LAWRENCEBURG, KY. -- Who would have thought bourbon and water would be a problem in Kentucky?
A fire at a distillery warehouse destroyed more than 17,000 oaken barrels of Wild Turkey and sent flaming bourbon into the water supply, forcing schools and businesses in this town of 8,000 to close yesterday.
The liquor never got into the tap water, because the water plant shut down as the bourbon - some of it superbly well-aged at 15 years old - splashed by on its way into the Kentucky River. But the warehouse about 100 yards up the hill was reduced to rubble in the blaze yesterday.
Townspeople joked about drunken fish and free drinks down at the waterfront.
"I just tell them we're having Happy Hour at the river later. Just bring their own bucket," said city worker Debbie Steele.
There were no injuries in the blaze, though two firefighters were treated for heat exhaustion.
The cause of the fire is under investigation.
Workers at the Boulevard Distillers plant were on strike for about four weeks until about a month ago. But Gregg Snyder, managing director of the plant, said he had no reason to believe the blaze was related to the labor dispute.
Yesterday, water plant workers tried to get pumping again, and distillery employees bottled bourbon from the remaining 11 warehouses. Snyder said there is plenty of bourbon in the remaining warehouses at the plant, which employs 150 workers, and supplies should not be affected.
Environmental officials found no fish kills and said no other community water supplies were in danger.
The capital, Frankfort, is about 15 miles down river.
This is the heart of bourbon country in a state known for thoroughbreds, bluegrass and bourbon, a breed of whiskey made for sipping. It's also the main ingredient in mint juleps, a drink made famous by the Kentucky Derby horse race.

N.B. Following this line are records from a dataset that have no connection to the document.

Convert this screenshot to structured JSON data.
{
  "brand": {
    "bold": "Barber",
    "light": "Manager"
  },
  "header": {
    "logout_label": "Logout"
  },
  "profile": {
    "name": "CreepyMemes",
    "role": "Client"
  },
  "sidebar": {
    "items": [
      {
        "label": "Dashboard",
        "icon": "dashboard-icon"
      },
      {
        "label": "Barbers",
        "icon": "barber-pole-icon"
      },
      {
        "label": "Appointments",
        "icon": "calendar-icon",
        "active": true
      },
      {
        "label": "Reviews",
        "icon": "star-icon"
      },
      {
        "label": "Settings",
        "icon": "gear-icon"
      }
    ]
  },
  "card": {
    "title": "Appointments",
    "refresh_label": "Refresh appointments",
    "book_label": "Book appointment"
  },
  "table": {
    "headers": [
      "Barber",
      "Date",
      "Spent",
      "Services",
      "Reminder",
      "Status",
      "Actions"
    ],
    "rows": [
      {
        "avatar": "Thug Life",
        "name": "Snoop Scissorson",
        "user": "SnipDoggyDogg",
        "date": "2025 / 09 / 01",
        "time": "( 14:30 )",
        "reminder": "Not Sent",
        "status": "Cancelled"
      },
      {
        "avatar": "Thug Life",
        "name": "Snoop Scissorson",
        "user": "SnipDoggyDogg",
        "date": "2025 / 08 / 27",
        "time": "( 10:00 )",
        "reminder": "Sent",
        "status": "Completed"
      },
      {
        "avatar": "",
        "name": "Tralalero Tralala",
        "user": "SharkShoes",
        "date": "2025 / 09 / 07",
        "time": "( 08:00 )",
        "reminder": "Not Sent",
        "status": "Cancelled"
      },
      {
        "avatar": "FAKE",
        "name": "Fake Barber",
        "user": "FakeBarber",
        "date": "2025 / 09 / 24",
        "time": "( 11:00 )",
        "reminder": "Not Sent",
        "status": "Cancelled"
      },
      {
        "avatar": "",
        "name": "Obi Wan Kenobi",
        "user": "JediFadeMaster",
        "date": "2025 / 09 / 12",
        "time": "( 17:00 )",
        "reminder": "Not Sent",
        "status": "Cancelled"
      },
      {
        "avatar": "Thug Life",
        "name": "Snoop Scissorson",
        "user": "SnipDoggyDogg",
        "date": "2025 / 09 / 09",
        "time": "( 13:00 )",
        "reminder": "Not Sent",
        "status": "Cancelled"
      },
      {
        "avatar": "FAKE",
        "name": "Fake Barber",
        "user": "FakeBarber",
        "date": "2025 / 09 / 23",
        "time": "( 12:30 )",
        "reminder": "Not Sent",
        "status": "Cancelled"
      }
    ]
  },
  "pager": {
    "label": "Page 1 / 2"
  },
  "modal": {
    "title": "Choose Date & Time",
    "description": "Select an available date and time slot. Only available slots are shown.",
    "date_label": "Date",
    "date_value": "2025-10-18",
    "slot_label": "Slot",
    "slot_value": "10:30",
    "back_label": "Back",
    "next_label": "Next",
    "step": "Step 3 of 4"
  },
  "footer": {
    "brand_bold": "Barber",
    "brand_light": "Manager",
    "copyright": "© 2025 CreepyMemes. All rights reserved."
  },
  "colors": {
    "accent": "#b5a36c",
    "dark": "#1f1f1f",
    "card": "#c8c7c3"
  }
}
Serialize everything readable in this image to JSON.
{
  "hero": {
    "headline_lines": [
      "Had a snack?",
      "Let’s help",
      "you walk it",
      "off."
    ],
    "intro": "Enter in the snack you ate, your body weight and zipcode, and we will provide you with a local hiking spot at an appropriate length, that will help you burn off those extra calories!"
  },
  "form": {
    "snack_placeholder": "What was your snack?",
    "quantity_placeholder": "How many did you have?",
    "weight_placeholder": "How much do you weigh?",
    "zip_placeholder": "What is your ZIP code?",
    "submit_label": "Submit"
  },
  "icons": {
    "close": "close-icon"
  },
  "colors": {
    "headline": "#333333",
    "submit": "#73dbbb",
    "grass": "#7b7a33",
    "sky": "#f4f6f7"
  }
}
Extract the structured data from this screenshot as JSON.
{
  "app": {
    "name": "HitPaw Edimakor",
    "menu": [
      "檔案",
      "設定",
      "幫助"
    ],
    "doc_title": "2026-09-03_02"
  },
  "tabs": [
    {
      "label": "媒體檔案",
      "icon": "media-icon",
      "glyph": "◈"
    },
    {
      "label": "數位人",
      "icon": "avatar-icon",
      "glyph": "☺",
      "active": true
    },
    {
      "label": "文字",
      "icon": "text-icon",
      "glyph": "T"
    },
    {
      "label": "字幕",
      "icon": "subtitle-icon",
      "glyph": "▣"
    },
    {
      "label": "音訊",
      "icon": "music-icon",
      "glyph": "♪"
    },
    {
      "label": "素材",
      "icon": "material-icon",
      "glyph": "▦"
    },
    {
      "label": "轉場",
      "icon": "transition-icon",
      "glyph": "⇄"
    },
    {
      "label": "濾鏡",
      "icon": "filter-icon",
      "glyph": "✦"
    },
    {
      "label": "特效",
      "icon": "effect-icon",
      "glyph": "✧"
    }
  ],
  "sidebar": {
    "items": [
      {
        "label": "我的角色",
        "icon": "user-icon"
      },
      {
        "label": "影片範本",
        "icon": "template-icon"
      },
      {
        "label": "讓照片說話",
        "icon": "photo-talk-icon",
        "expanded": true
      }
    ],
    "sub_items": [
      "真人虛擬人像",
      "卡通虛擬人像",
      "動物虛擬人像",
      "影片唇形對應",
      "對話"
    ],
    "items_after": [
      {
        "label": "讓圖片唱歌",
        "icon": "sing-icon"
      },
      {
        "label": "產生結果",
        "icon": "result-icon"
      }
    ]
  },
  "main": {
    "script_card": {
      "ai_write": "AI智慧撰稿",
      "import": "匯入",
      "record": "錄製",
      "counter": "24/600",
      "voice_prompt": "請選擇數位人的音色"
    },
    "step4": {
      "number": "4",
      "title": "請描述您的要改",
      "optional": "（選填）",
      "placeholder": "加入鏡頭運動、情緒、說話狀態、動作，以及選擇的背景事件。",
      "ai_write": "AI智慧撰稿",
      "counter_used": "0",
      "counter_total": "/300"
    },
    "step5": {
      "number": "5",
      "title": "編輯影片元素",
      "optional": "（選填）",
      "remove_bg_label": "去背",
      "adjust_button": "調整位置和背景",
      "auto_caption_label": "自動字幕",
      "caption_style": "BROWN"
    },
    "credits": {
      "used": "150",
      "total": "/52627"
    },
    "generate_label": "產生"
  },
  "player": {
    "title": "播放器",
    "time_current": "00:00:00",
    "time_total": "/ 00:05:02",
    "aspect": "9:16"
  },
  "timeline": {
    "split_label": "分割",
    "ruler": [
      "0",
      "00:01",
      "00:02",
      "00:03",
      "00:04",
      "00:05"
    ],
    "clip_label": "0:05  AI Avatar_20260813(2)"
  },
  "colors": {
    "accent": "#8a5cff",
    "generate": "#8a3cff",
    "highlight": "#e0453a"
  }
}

At one time, there were 16 distilleries in Anderson County alone. Mergers and closings have concentrated the business, leaving only 16 distilleries in all of Kentucky. Bourbon must, by federal decree, contain at least 51 percent corn, along with wheat, rye, barley, other grains and yeast. It is aged in 53-gallon oaken casks for years, sometimes as little as four, or as many as 15. Workers at the water plant reported hearing an explosion and watching the warehouse reduced to a burning heap in a few minutes. The warehouses are about seven stories high, with wooden frames and tin siding, and contain young bourbon that is more volatile than the well-aged stuff. Snyder said the barrels lost in the fire had been stored anywhere from three months to 15 years.